Suitability and senior designation standards for the sale of investment products have been tightened by the New York Insurance Department under new regulations finalized last month.

According to Marc Tract, a partner at Katten Muchin Rosenman LLP, the regulations first became effective on an emergency basis on Dec. 30, 2010, and were re-adopted on an emergency basis as of March 25.

Regulation No. 187 prohibits sales of annuities that are unsuitable for the insurance needs and financial objectives of consumers.

The regulation also requires that purchasers of annuities be informed of the features of the annuity being sold. Among these are surrender periods, charges, fees and the tax implications if the consumer sells, surrenders or annuitizes the contract and death benefits.

Regulation No. 199 prohibits insurance producers from using misleading titles, such as “certified elder planning specialist,” to gain seniors’ trust to sell them life insurance policies and annuities.

The regulation also bans the use of fraudulent marketing practices connected to the use of such titles in the solicitation or sale of life insurance policies and annuities.

According to Tract, the regulations are based on the National Association of Insurance Commissioner’s Suitability in Annuity Transactions Model Regulations and the Financial Industry Regulatory Authority’s NASD Rule 2310 for securities.

More than 30 states have adopted the NAIC Model. NASD Rule 2310 has been in effect nationwide for nearly 20 years and applies to the sales of variable annuities.
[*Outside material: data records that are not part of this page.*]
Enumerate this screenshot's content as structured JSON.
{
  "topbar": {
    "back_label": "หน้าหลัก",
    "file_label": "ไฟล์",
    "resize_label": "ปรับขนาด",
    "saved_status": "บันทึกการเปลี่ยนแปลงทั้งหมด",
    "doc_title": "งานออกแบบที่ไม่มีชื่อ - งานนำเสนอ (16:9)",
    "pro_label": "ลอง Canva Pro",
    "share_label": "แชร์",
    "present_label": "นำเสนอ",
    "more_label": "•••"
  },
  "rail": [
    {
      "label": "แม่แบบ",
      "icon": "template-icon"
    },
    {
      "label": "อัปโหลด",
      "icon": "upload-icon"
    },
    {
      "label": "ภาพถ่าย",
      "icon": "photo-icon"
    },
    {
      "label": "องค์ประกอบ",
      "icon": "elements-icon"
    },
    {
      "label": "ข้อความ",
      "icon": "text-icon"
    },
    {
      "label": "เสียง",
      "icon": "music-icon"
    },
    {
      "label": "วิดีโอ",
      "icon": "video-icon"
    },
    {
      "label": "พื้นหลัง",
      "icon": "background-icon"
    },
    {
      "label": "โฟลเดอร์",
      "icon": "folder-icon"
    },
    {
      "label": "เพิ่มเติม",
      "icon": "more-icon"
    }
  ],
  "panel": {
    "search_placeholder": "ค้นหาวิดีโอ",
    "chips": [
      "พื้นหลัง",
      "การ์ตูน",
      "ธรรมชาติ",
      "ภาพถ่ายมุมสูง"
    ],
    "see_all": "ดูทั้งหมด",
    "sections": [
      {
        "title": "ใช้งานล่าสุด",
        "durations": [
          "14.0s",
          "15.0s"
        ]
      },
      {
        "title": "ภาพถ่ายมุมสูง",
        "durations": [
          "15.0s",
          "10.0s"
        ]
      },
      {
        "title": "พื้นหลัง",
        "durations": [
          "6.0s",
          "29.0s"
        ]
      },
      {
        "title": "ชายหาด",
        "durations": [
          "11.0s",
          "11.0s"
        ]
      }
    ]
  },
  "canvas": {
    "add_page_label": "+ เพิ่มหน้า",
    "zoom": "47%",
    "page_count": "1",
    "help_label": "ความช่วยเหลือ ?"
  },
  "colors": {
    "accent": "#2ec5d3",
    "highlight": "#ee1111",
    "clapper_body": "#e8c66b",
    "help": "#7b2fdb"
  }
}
Tract said that, rather than “demonizing” the insurance industry as does the NCOIL Proposed Beneficiaries’ Bill of Rights, “I believe that New York’s regulations exemplify the search for broadly applicable uniform consumer protection standards that appropriately balance the needs of the insurance and securities industries with the needs of consumers.”